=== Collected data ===
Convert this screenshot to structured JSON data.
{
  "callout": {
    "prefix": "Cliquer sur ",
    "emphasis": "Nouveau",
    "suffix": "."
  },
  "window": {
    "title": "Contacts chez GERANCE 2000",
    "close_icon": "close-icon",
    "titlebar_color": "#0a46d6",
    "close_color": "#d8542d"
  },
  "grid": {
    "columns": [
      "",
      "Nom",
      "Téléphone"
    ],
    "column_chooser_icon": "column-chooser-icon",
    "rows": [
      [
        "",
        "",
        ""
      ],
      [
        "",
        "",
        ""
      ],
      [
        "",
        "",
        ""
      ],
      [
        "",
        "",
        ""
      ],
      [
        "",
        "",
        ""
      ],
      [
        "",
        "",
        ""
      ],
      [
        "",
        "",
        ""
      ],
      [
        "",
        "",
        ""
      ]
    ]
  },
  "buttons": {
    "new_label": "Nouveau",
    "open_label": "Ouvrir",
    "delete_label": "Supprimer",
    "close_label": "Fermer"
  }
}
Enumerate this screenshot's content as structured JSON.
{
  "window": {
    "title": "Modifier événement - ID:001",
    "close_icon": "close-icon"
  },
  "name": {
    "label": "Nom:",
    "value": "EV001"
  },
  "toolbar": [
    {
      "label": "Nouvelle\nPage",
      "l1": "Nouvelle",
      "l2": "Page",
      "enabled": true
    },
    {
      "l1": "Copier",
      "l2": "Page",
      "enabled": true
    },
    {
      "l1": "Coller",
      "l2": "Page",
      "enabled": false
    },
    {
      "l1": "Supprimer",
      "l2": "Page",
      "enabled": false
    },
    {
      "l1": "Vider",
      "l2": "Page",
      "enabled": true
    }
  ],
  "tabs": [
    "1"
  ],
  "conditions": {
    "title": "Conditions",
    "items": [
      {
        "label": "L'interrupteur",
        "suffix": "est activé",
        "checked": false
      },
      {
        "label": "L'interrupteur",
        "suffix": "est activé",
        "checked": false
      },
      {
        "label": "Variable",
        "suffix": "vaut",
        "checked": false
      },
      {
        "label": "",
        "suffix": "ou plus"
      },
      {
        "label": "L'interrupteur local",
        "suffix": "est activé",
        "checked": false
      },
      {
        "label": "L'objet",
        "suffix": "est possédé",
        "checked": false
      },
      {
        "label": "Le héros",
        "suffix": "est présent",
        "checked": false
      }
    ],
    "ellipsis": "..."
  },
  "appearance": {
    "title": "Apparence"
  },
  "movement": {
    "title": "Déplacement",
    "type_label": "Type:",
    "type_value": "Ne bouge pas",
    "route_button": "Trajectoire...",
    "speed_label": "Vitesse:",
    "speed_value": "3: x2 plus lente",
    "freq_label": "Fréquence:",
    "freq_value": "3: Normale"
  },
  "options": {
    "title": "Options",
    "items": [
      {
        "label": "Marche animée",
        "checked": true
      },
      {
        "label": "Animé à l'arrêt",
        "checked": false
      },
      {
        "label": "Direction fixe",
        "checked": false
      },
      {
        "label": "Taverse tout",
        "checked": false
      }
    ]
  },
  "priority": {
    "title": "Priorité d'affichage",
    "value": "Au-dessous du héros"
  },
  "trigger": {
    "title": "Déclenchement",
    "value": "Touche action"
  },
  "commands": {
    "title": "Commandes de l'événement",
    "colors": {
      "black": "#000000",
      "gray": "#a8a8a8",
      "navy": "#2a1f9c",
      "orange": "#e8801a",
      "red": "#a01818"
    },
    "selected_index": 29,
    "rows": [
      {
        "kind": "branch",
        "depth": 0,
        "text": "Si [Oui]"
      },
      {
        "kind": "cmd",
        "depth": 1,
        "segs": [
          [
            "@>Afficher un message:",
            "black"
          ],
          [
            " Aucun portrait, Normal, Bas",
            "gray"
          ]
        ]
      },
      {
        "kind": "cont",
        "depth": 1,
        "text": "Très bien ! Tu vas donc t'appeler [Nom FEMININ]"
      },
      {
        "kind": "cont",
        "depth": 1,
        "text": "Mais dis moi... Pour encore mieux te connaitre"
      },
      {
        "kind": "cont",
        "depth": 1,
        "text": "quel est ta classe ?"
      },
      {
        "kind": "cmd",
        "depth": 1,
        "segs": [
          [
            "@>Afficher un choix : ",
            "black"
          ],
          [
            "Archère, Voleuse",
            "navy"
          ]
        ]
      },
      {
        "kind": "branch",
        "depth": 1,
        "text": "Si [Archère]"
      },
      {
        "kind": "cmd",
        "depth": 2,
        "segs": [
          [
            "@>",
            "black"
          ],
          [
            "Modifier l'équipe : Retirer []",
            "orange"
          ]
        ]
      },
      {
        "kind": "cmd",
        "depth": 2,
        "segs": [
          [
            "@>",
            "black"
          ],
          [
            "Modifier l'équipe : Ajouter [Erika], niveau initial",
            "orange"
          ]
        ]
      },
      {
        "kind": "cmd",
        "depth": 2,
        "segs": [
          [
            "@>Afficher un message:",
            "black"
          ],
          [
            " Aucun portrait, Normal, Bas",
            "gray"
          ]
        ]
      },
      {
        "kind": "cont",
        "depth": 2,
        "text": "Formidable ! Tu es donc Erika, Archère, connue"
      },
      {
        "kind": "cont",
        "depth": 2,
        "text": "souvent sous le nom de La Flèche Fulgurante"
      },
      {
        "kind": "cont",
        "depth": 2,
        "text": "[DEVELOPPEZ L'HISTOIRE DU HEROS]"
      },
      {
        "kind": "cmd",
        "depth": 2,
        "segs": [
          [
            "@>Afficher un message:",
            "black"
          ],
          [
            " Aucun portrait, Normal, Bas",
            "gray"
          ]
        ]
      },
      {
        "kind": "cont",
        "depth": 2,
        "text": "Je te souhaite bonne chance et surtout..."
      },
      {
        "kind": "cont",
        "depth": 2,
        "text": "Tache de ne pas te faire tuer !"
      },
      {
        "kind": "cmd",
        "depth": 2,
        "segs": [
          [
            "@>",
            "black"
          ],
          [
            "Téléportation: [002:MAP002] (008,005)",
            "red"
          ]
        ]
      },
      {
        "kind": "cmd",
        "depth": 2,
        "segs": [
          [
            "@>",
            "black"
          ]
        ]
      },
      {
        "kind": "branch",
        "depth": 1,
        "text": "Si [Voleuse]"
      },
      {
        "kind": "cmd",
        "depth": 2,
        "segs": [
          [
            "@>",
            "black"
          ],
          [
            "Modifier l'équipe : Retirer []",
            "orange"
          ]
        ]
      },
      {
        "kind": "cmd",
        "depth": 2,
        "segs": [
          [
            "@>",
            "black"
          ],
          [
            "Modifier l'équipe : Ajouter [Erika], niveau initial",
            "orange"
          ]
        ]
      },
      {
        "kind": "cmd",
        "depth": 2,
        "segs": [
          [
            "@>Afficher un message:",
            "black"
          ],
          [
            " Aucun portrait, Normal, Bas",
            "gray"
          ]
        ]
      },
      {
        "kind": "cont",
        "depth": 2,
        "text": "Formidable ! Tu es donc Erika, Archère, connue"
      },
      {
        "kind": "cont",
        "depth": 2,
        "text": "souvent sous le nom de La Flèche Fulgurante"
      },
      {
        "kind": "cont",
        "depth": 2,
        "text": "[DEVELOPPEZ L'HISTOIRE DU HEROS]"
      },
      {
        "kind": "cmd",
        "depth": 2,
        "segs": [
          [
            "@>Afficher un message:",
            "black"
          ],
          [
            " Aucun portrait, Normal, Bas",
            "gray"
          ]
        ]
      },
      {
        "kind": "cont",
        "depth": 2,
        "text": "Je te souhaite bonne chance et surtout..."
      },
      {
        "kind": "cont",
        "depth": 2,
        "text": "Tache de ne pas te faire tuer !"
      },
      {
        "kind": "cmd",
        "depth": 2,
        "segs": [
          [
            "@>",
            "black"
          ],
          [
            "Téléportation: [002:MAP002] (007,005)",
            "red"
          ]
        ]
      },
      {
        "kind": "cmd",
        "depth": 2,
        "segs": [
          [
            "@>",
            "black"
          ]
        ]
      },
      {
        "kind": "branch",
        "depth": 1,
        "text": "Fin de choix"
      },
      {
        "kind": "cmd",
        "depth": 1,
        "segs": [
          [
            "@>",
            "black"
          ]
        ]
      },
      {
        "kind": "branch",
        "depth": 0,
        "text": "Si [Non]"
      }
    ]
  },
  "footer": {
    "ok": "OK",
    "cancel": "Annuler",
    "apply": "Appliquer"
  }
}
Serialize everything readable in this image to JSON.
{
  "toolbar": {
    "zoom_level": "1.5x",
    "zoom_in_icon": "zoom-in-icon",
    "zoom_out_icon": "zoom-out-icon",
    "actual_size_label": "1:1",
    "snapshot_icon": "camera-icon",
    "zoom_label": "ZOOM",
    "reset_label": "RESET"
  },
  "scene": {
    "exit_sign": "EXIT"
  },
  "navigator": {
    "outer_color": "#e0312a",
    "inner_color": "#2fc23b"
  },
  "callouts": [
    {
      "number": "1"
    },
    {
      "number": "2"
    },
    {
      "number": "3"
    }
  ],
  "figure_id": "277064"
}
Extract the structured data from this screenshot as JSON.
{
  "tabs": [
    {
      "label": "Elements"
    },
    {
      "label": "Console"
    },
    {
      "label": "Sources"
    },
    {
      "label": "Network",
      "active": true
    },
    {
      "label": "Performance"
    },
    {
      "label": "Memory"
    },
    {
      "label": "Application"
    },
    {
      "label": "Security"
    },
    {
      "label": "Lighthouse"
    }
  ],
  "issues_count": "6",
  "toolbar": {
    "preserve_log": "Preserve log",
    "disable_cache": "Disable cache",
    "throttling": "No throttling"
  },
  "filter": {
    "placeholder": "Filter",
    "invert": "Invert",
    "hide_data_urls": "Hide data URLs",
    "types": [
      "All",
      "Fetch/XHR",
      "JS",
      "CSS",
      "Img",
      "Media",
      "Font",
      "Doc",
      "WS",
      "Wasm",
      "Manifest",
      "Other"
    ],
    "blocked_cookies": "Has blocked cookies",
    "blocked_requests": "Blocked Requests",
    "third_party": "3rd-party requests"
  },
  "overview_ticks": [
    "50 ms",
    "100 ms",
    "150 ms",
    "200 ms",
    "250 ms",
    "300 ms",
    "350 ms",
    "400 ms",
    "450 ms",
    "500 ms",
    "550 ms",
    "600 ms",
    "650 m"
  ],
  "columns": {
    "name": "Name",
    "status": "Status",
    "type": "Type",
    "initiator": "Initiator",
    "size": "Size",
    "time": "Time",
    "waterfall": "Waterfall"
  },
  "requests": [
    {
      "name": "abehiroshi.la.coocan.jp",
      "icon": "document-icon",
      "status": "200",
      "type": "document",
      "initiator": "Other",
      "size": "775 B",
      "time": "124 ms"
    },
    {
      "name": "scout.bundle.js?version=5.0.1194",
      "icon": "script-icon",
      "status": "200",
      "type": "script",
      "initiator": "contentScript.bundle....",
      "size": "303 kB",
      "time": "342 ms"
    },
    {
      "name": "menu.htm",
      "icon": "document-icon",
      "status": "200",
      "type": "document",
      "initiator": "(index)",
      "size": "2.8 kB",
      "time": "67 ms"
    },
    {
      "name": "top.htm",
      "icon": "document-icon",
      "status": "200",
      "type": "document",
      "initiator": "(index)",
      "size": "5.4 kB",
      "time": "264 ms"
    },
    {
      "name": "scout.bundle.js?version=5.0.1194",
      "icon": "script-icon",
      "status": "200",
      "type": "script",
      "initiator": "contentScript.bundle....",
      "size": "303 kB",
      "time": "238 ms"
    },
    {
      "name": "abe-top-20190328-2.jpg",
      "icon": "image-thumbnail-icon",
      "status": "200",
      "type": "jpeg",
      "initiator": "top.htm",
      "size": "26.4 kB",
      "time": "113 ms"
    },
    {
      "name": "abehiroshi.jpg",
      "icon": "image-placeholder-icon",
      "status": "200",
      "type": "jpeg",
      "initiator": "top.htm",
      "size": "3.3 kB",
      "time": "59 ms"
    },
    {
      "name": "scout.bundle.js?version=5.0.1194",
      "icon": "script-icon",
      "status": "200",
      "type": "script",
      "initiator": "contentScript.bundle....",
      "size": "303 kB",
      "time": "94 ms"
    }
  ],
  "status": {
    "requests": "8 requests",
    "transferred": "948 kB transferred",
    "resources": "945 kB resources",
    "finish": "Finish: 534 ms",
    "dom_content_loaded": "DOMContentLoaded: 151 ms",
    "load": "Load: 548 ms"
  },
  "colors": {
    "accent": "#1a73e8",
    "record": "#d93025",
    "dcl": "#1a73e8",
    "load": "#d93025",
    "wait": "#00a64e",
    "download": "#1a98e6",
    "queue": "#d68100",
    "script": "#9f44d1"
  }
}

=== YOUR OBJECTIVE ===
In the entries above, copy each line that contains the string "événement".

=== SOLUTION FOR THIS EXERCISE ===
    "title": "Modifier événement - ID:001",
    "title": "Commandes de l'événement",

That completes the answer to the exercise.